Treasury Secretary Janet Yellen on Friday walked back speculation that G7 nations are considering a $60 per barrel price cap on Russian oil and stressed that no decision has been made.
Earlier this week, Yellen suggested that Russia could still profit from oil sales at $60 per barrel by saying a price in that range would let Russia "profitably produce and sell oil." But on Friday, she said her comment then was not meant to suggest the G7 has decided on a price in that range.
"I did not say that under consideration is a price in the $60s," Yellen said. "What I meant to say is there are several benchmarks that are relevant in deciding what a price should be."
Treasury Secretary Janet Yellen in Washington, D.C. Yellen is spearheading efforts to agree on a Russian oil price cap with G7 nations. (Tom Williams/Pool via AP / Associated Press)
One benchmark is Russia’s marginal cost of producing oil. She indicated that the cap, which the G7 will impose in December in an effort to limit Russian oil profits that help fund its war against Ukraine, will need to be above Russia’s cost-per-barrel.
"To charge a price less than that would certainly cause Russia to want to shut in the oil," she said. "They don’t want to sell oil at a loss."
Russian President Vladimir Putin in Moscow, Friday, Sept. 30, 2022. G7 nations are pushing to impose a price cap on Russian oil in early December. (Grigory Sysoyev, Sputnik, Government Pool Photo via AP / AP Newsroom)
Yellen added that once the cap it set, it can be adjusted over time to reflect changing economic circumstances.
Another factor is historical prices of Russian oil, which the G7 will examine as it sets a precise cap level.
"We’re looking historically at what have oil prices been that Russia has earned, and it was in that context that I mentioned a specific number," she said, referring to her comment earlier in the week. "But no decision has been made, and I did not say that [those are] the prices… under contemplation. No decision has been made."
A general view shows an oil treatment plant in the Yarakta Oil Field, owned by Irkutsk Oil Company (INK), in Irkutsk Region, Russia March 10, 2019. (REUTERS/Vasily Fedosenko / Reuters Photos)
Under the G7 plan, Russian crude oil that is transported over water would not benefit from insurance, finance, brokering or other financial services usually provided by G7 nations unless that oil is sold under the cap. The goal is to discourage the sale of oil above the cap and starve Russia of profits it can direct toward fighting Ukraine.

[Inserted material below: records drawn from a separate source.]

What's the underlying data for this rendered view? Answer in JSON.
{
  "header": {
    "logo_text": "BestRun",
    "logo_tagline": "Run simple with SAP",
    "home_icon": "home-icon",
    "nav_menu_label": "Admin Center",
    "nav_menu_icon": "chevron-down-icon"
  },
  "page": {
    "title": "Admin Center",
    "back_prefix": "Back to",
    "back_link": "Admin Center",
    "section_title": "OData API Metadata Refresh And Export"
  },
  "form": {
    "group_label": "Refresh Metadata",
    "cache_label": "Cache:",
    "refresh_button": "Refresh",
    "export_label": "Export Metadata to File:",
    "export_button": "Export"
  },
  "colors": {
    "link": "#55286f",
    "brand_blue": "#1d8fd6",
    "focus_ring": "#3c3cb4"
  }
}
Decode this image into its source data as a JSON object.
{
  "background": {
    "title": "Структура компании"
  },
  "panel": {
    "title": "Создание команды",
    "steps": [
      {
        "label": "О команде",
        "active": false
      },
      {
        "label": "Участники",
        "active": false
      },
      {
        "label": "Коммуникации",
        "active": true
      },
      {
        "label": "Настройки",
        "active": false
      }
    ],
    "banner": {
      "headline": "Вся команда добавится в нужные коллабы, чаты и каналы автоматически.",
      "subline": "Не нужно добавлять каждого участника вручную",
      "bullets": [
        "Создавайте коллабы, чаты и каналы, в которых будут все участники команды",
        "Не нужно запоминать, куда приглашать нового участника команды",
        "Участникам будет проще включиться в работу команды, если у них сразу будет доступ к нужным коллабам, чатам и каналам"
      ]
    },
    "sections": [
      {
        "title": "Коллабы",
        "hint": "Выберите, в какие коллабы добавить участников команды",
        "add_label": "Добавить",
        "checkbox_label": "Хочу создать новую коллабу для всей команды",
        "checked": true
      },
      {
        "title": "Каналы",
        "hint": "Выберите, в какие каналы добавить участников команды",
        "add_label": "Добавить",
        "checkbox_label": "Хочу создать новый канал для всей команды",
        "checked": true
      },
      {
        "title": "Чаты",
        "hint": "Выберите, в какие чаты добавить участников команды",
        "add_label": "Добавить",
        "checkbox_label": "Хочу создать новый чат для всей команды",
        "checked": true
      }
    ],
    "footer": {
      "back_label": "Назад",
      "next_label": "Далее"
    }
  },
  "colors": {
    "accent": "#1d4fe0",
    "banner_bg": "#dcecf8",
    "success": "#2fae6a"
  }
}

"Russia should not profit from having started this atrocious war in Ukraine and shouldn’t be benefiting from profits that result from those atrocities," Yellen said Friday.